By: Kara Johnson
If someone asked you “where” your cloud storage is, would you know the answer? The “cloud” is the common term used when data is stored remotely but yet accessible (to your multiple devices) through the internet. Given that the data is now ‘remote’ we often receive questions from clients as to whether keeping books and records in this way meets their obligation under the Income Tax Act.
With respect to the Income Tax Act, accessibility is a key feature your data needs. Canada’s income tax system is self-monitoring and self-reporting. Whether you are an individual or organization if the Minister wants to check your documents and records, you have to be able to readily produce them, and “in an electronically readable format” (ss. 230(4.1) of the Income Tax Act), for inspection and auditing. (For a primer on Books and Records for Charities, here are links to my colleague Alexandra Tzannidakis’ three-part series of articles: “An Introduction,” “How to Actually Keep Records,” and “What to Do about Missing Records.”)
Registered Charities are Qualified Donees, the Income Tax Act specifies further the where, what, and how books and records must be kept:
230 (2) Every qualified donee referred to in paragraphs (a) to (c) of the definition qualified donee in subsection 149.1(1) shall keep records and books of account — in the case of a qualified donee referred to in any of subparagraphs (a)(i) and (iii) and paragraphs (b) and (c) of that definition, at an address in Canada recorded with the Minister or designated by the Minister — containing
(a) information in such form as will enable the Minister to determine whether there are any grounds for the revocation of its registration under this Act;
(b) a duplicate of each receipt containing prescribed information for a donation received by it; and
(c) other information in such form as will enable the Minister to verify the donations to it for which a deduction or tax credit is available under this Act.
And so, when charities, or the lawyers or accountants who serve them, subscribe to any of the cloud services—many of which come with their software suites—precisely so as to be responsible in the safe, modern, and accessible storage of its data and information, and that cloud has its servers outside of Canada, is it in compliance with the Income Tax Act with respect to keeping of records and books of account?
The Canada Revenue Agency has issued two Income Tax Information Circulars with relevance to electronic record keeping: Electronic Record Keeping (IC05-1R1) (only available in electronic format), and Books and Records Retention/Destruction (IC78-10R5).
What is clear is that the CRA will not give permission to registered charities to keep records and books of account outside Canada. The CRA circular, “Electronic Record Keeping,” states:
Records kept outside Canada and accessed electronically from Canada are not considered to be records in Canada. However, where records are maintained electronically in a location outside of Canada, the CRA may accept a copy of the records, provided these are made available in Canada in an electronically readable and useable format for CRA officials and they contain adequate details to support the tax returns filed with the CRA.

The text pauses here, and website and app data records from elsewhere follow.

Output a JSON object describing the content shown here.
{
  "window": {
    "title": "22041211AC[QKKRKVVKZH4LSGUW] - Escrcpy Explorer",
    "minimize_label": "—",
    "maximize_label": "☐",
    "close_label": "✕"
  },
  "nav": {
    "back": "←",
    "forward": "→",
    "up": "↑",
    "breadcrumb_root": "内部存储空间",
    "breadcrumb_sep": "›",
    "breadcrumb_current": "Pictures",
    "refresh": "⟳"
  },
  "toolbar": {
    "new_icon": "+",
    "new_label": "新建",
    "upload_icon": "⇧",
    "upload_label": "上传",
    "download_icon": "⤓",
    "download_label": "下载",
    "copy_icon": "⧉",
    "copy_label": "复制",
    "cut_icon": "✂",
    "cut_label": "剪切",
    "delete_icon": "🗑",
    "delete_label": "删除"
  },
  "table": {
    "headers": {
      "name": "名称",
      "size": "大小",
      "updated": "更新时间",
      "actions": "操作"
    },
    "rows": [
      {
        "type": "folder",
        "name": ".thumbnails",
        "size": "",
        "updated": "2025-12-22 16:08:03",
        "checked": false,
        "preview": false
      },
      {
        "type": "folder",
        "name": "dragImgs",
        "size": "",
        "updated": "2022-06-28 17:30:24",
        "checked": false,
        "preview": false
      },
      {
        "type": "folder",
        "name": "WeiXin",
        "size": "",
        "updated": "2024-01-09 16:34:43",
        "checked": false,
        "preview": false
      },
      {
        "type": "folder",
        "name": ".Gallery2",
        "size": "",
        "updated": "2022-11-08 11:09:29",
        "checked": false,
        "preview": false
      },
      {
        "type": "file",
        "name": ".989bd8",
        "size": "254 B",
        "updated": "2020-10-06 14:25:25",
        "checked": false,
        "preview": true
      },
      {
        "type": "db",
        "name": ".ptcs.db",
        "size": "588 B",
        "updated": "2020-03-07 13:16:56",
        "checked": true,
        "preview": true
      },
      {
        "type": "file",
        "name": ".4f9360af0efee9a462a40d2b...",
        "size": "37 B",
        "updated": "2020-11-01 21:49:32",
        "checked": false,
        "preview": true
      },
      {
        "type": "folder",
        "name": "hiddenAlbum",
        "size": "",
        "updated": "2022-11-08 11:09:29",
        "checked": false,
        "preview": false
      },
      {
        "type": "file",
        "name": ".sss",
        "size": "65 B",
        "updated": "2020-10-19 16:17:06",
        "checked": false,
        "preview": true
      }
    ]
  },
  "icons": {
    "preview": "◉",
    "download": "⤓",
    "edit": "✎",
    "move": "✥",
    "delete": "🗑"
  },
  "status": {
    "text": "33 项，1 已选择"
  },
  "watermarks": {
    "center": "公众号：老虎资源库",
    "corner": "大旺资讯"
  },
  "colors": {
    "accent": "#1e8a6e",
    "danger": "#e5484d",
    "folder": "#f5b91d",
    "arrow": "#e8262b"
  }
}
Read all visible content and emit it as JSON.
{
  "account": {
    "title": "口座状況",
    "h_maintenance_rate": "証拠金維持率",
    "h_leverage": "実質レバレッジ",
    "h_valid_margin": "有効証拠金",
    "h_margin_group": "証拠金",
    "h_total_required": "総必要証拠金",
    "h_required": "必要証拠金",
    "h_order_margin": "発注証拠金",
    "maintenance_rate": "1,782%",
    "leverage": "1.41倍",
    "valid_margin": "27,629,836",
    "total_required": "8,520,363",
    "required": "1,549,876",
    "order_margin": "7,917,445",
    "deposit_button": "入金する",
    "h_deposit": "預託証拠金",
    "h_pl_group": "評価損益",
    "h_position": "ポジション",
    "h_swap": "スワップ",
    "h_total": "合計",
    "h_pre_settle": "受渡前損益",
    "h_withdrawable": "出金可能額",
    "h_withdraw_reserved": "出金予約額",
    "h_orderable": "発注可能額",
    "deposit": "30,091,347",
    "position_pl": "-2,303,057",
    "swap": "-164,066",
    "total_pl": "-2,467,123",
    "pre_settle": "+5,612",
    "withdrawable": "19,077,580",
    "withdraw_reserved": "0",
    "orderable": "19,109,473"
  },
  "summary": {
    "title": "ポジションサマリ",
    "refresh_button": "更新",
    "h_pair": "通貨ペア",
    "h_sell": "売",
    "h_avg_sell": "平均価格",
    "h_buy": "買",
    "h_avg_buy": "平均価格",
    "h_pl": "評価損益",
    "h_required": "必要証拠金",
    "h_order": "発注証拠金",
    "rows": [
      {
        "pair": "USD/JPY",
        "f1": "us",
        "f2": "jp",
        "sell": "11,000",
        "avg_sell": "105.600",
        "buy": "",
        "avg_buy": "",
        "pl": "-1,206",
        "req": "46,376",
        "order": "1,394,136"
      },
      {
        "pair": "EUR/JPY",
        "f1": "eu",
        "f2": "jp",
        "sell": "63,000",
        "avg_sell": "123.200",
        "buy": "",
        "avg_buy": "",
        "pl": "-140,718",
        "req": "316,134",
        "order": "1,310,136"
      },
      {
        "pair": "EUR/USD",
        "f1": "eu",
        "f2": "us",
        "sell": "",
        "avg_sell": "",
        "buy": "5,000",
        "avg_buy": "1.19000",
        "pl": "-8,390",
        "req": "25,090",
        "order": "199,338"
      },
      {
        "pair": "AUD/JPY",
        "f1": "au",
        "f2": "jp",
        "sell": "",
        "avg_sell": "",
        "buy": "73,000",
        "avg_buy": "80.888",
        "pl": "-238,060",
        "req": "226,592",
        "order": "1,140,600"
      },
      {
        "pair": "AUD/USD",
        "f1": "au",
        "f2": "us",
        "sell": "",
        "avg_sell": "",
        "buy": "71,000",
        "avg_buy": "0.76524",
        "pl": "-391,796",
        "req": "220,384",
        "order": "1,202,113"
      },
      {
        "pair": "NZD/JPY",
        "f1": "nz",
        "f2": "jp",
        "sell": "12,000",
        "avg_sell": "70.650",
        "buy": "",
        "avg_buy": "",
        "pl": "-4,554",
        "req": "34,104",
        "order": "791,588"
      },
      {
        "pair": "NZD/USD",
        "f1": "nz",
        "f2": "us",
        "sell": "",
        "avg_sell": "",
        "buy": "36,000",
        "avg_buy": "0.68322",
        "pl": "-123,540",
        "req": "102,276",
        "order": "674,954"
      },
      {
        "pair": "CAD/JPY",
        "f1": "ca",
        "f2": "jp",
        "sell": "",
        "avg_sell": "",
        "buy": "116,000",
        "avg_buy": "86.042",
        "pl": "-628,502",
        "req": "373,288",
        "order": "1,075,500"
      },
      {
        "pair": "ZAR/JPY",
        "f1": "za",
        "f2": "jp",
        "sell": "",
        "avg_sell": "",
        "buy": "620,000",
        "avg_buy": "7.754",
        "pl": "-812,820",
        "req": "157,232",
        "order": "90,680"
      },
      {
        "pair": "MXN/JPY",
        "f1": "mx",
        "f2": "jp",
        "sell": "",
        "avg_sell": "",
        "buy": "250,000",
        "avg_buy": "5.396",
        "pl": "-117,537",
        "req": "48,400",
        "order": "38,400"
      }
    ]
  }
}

The Charities Directorate confirms and reiterates the need to store that “copy” in Canada. Thus, a charity that wants to use a cloud with servers outside of Canada, should be regularly and fully backing up its books and records, in an accessible format, on a Canadian server, or hard drive.
If the electronic record-keeping is merely a duplication of the charity’s physical records/books of account kept in Canada, the charity is already in full compliance with the ITA through its physical records. However, if there are “transactions” that only appear in the electronic form of accounting, then it is these electronic records that must be “kept” in Canada. Hence, keeping a full copy of these electronic records on a Canadian server makes the charity compliant with the ITA.
Three are many in the charitable law community who thought that the 2008 Federal Court of Appeal case eBay Canada Ltd. v. Minister of National Revenue (eBay) would lead to a change in government policy relating to information stored on servers outside of Canada. It ruled that access “with the click of a mouse” to information readily and lawfully accessible to users in Canada meant that it was “located” in Canada. However, the Charities Directorate confirms that its policy remains unchanged.